1,149 reputation
1411
bio website
location
age
visits member for 3 years, 7 months
seen 53 mins ago

3h
comment Is my answer really wrong?
@user144349, that is not a triviality! Indeed, it is the entire point of the problem, and is not what I think Student was basing his/her answer on. See my previous comment here.
3h
comment Is my answer really wrong?
@Student, There originally was a comment to the effect that: "a Cauchy sequence always converges, just maybe to something outside the set." What does "outside the set" mean for a general metric space $X$? This is certainly true for Cauchy sequences in $\mathbb Q$ since you know beforehand that $\mathbb Q$ sits inside of $\mathbb R$, but why can you view a general metric space as always sitting inside of another complete one? This is the point which my comments were meant to clarify. I appreciate you taking the time to improve your answer.
7h
comment Every compact metric space is complete
Absolutely not. Given a candidate for a complete metric space, it doesn't make sense to say that "every Cauchy sequence converges, the only question is whether the limit is in the space" -- what do you mean by saying that a sequence converges if you don't yet know that the limit is in the space? I think you're confusing what happens in $\mathbb R$ with what happens for metric spaces in general.
7h
comment Every compact metric space is complete
No, that every Cauchy sequence converges is precisely the definition of "complete", so this is what you are trying to show.
7h
comment what key axioms are behind calculus
Adding to the previous comment: and the specific property of the set of real numbers which is crucial is the completeness axiom.
7h
comment Every compact metric space is complete
This is not yet correct, since you haven't yet shown that the original sequence converges. The result which you need to establish first is that if a Cauchy sequence has a convergent subsequence, then the original sequence converges.
1d
comment Calculating a double integral
Use the substitution $u = x-2y$ and $v = x+2y$.
1d
answered How would I evaluate this double integral using change of variable?
1d
comment Why this set is not a vector space?
Have you looked at the rest of the axioms for a vector space?
1d
comment Green's Theorem
Why do you think this "doesn't seem quite right"? The integral of $4x^3+4xy^2$ over the given region is indeed zero: the region is symmetric across the $y$-axis and the integrand is odd with respect to $x$.

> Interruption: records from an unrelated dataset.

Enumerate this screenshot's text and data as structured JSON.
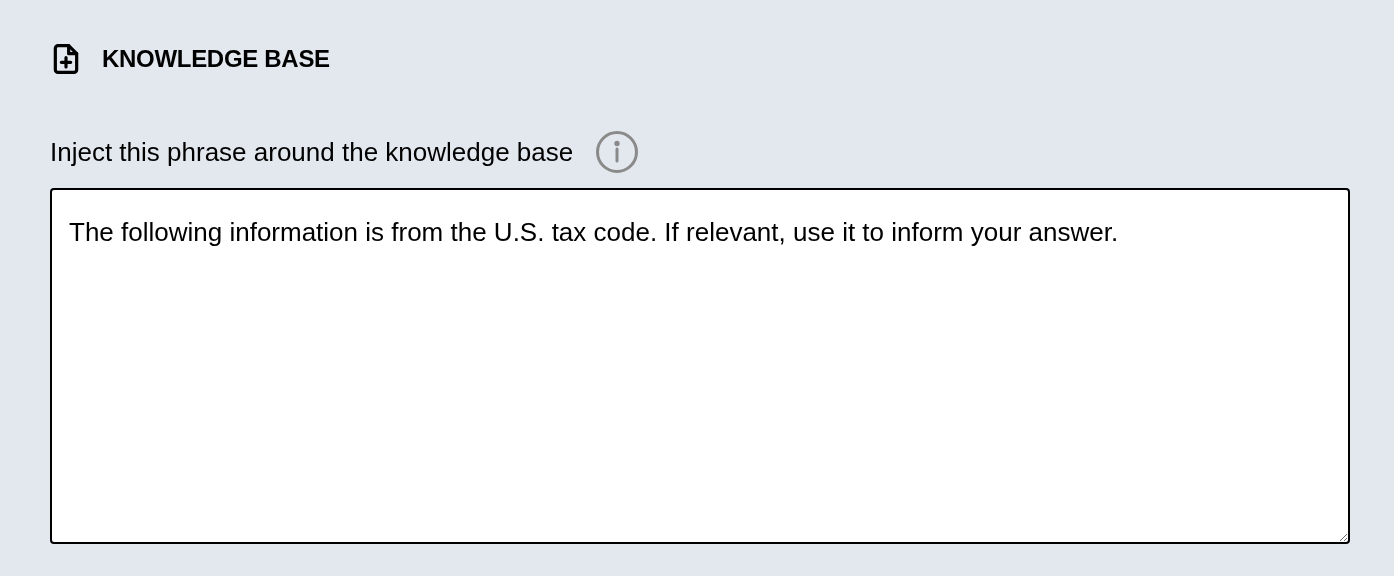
{
  "section": {
    "title": "KNOWLEDGE BASE"
  },
  "field": {
    "label": "Inject this phrase around the knowledge base",
    "value": "The following information is from the U.S. tax code. If relevant, use it to inform your answer."
  }
}
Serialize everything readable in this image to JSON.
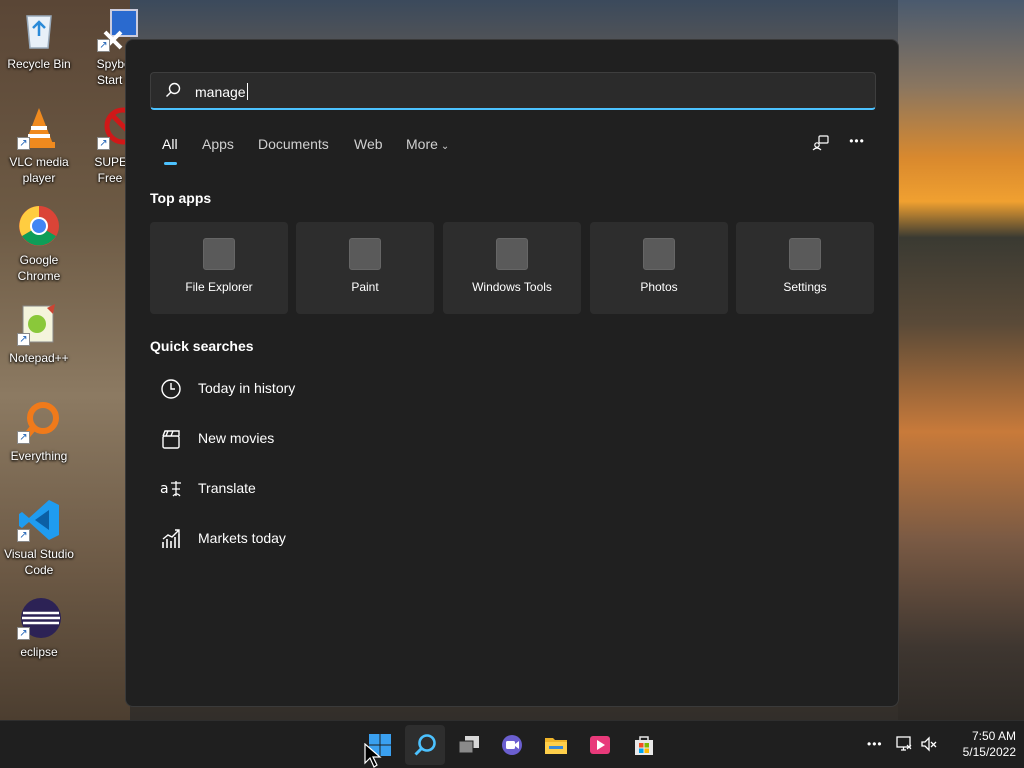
{
  "desktop": {
    "icons": [
      {
        "label_1": "Recycle Bin",
        "label_2": ""
      },
      {
        "label_1": "Spybot -",
        "label_2": "Start Ce"
      },
      {
        "label_1": "VLC media",
        "label_2": "player"
      },
      {
        "label_1": "SUPERA",
        "label_2": "Free Ed"
      },
      {
        "label_1": "Google",
        "label_2": "Chrome"
      },
      {
        "label_1": "Notepad++",
        "label_2": ""
      },
      {
        "label_1": "Everything",
        "label_2": ""
      },
      {
        "label_1": "Visual Studio",
        "label_2": "Code"
      },
      {
        "label_1": "eclipse",
        "label_2": ""
      }
    ]
  },
  "search": {
    "query": "manage",
    "icon": "search-icon"
  },
  "tabs": [
    {
      "label": "All",
      "active": true
    },
    {
      "label": "Apps",
      "active": false
    },
    {
      "label": "Documents",
      "active": false
    },
    {
      "label": "Web",
      "active": false
    },
    {
      "label": "More",
      "active": false
    }
  ],
  "header_actions": {
    "icons": [
      "share-icon",
      "more-options-icon"
    ],
    "more_label": "•••"
  },
  "top_apps": {
    "title": "Top apps",
    "items": [
      "File Explorer",
      "Paint",
      "Windows Tools",
      "Photos",
      "Settings"
    ]
  },
  "quick_searches": {
    "title": "Quick searches",
    "items": [
      {
        "label": "Today in history",
        "icon": "clock-icon"
      },
      {
        "label": "New movies",
        "icon": "clapperboard-icon"
      },
      {
        "label": "Translate",
        "icon": "translate-icon"
      },
      {
        "label": "Markets today",
        "icon": "chart-icon"
      }
    ]
  },
  "taskbar": {
    "icons": [
      "windows-start-icon",
      "search-icon",
      "task-view-icon",
      "teams-chat-icon",
      "file-explorer-icon",
      "media-app-icon",
      "microsoft-store-icon"
    ],
    "tray_more": "•••",
    "time": "7:50 AM",
    "date": "5/15/2022"
  },
  "colors": {
    "accent": "#4cc2ff",
    "panel_bg": "#202020",
    "tile_bg": "#2d2d2d"
  }
}
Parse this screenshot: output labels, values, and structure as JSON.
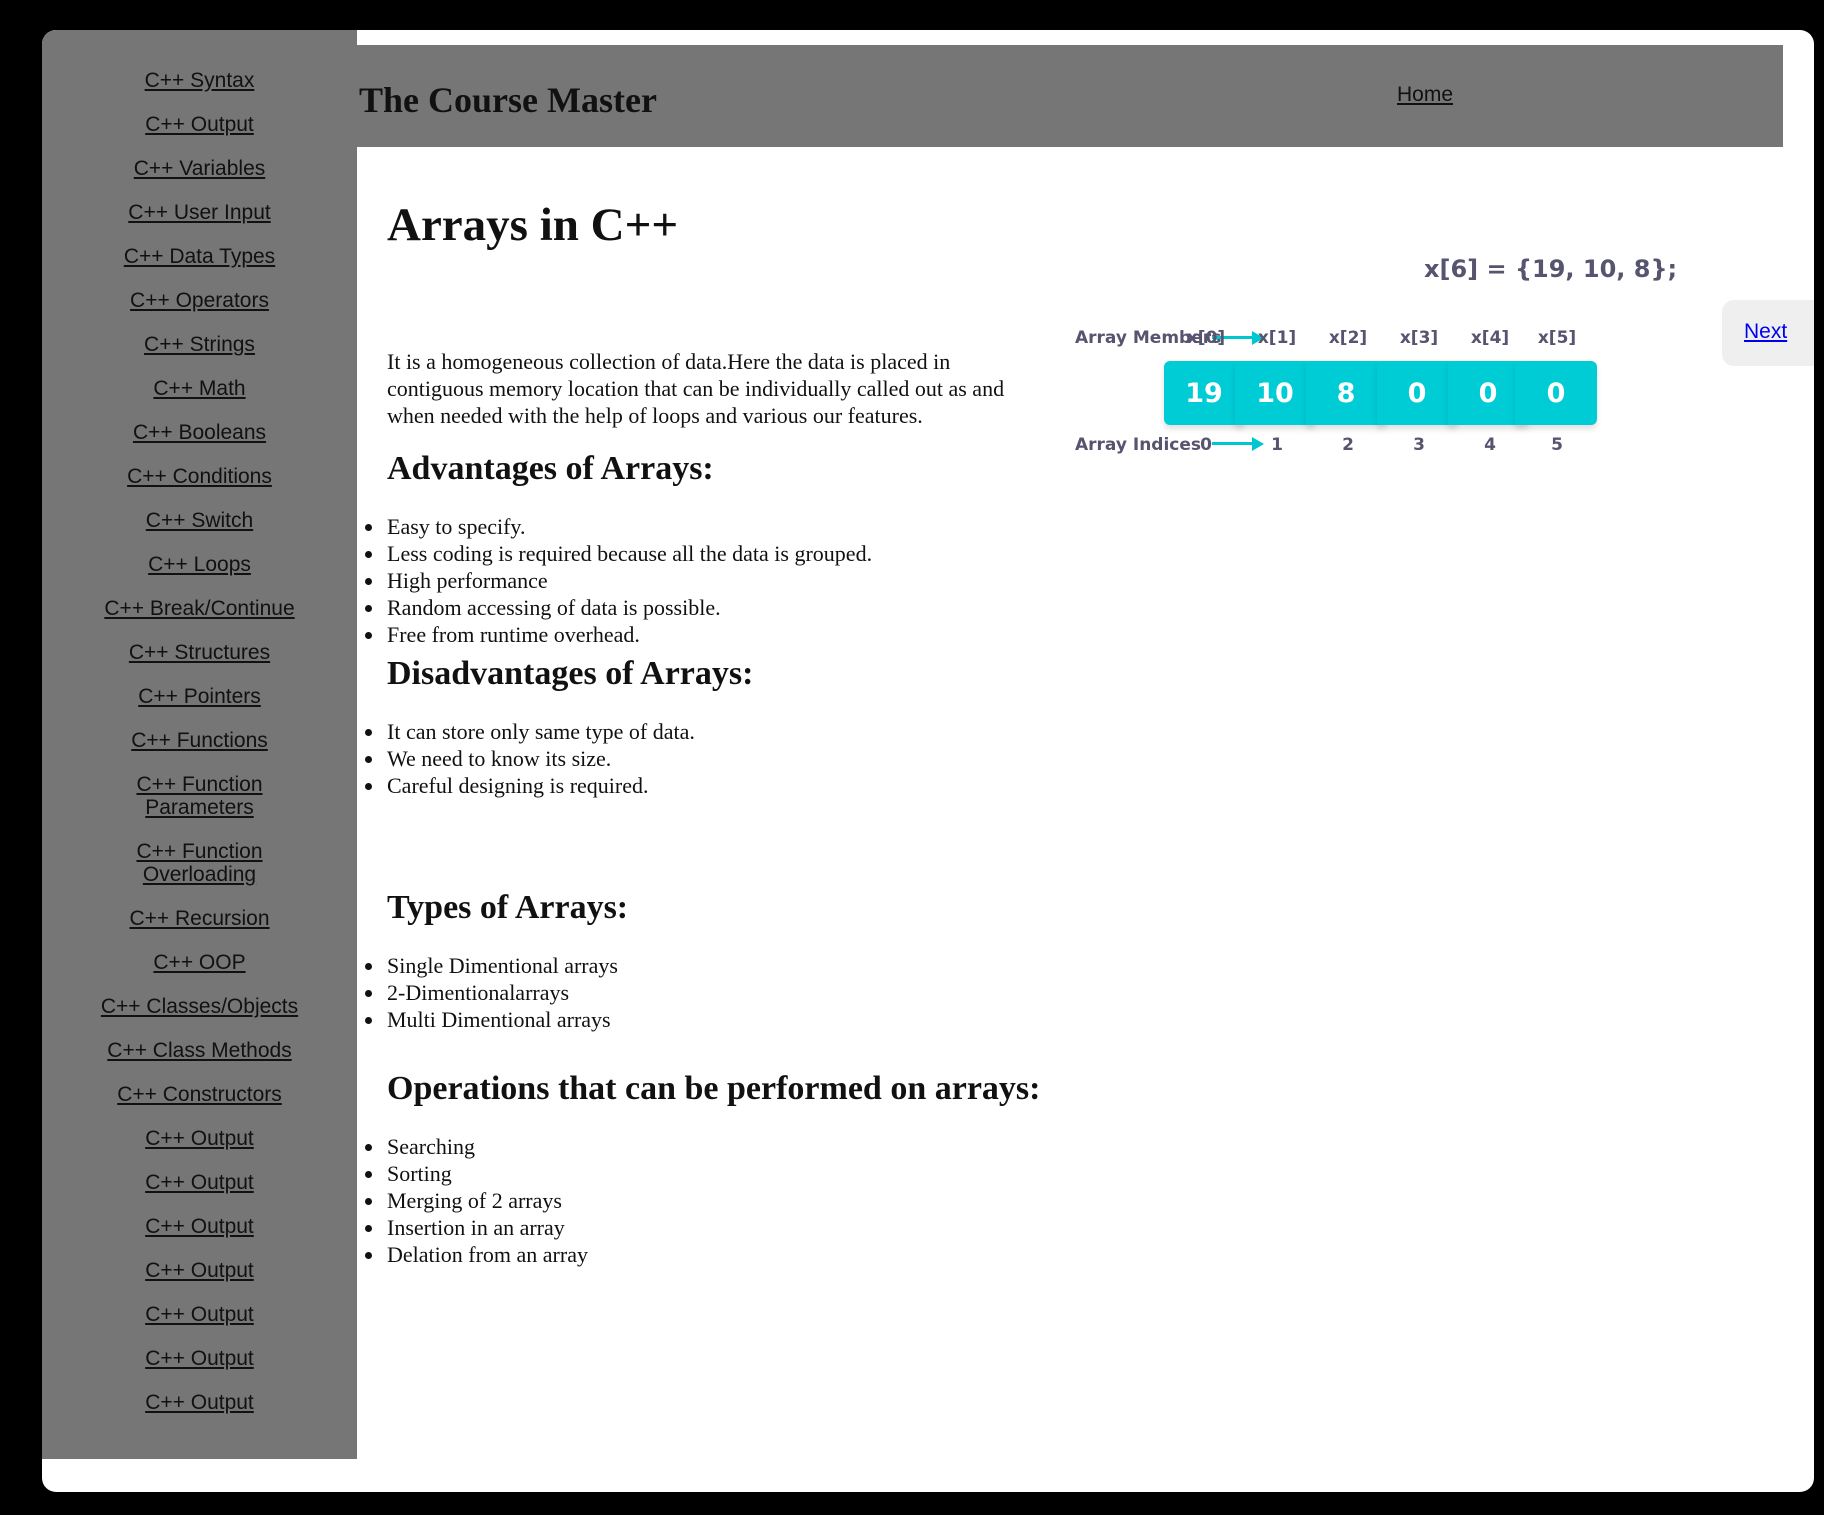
{
  "sidebar": {
    "items": [
      "C++ Syntax",
      "C++ Output",
      "C++ Variables",
      "C++ User Input",
      "C++ Data Types",
      "C++ Operators",
      "C++ Strings",
      "C++ Math",
      "C++ Booleans",
      "C++ Conditions",
      "C++ Switch",
      "C++ Loops",
      "C++ Break/Continue",
      "C++ Structures",
      "C++ Pointers",
      "C++ Functions",
      "C++ Function Parameters",
      "C++ Function Overloading",
      "C++ Recursion",
      "C++ OOP",
      "C++ Classes/Objects",
      "C++ Class Methods",
      "C++ Constructors",
      "C++ Output",
      "C++ Output",
      "C++ Output",
      "C++ Output",
      "C++ Output",
      "C++ Output",
      "C++ Output"
    ]
  },
  "header": {
    "site_title": "The Course Master",
    "home_link": "Home"
  },
  "main": {
    "title": "Arrays in C++",
    "intro": "It is a homogeneous collection of data.Here the data is placed in contiguous memory location that can be individually called out as and when needed with the help of loops and various our features.",
    "advantages": {
      "heading": "Advantages of Arrays:",
      "items": [
        "Easy to specify.",
        "Less coding is required because all the data is grouped.",
        "High performance",
        "Random accessing of data is possible.",
        "Free from runtime overhead."
      ]
    },
    "disadvantages": {
      "heading": "Disadvantages of Arrays:",
      "items": [
        "It can store only same type of data.",
        "We need to know its size.",
        "Careful designing is required."
      ]
    },
    "types": {
      "heading": "Types of Arrays:",
      "items": [
        "Single Dimentional arrays",
        "2-Dimentionalarrays",
        "Multi Dimentional arrays"
      ]
    },
    "operations": {
      "heading": "Operations that can be performed on arrays:",
      "items": [
        "Searching",
        "Sorting",
        "Merging of 2 arrays",
        "Insertion in an array",
        "Delation from an array"
      ]
    }
  },
  "diagram": {
    "title": "x[6] = {19, 10, 8};",
    "members_label": "Array Members",
    "indices_label": "Array Indices",
    "members": [
      "x[0]",
      "x[1]",
      "x[2]",
      "x[3]",
      "x[4]",
      "x[5]"
    ],
    "values": [
      "19",
      "10",
      "8",
      "0",
      "0",
      "0"
    ],
    "indices": [
      "0",
      "1",
      "2",
      "3",
      "4",
      "5"
    ],
    "accent_color": "#00ccd6"
  },
  "nav": {
    "next_label": "Next"
  }
}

2d
comment Completion of metric spaces
$x_n = n$ is most certainly not Cauchy with respect to the standard metric.
2d
comment Significance of an eigenvector being equal to a unit vector?
You're misusing the term "unit vector".
2d
comment What mistake am I making trying to calculate the line integral?
Your method is fine. Double check your double integral computation, in particular your bounds on $\theta$.
Apr
11
comment Calculate Matrix A from eigenvalues, but no given eigenvectors
The matrix is supposed to be non-triangular.
Apr
10
revised Notation question: What does $\langle X, - \rangle$ exactly mean?
deleted 22 characters in body
Apr
10
answered Notation question: What does $\langle X, - \rangle$ exactly mean?
Apr
9
comment What is wrong with the limits of this triple integral?
How did you come up with the bounds on $r$? The upper one is not correct. In fact, it might be simpler if you integrate with respect to $z$ on the inside instead of $r$.
Apr
6
answered Direct understanding of vector projection
Apr
6
answered Homology group of S1
Apr
6
comment Conversion to Spherical Coordinates
What do you get if you differentiate $r=\sqrt{x^2+y^2+z^2}$ with respect to $x$?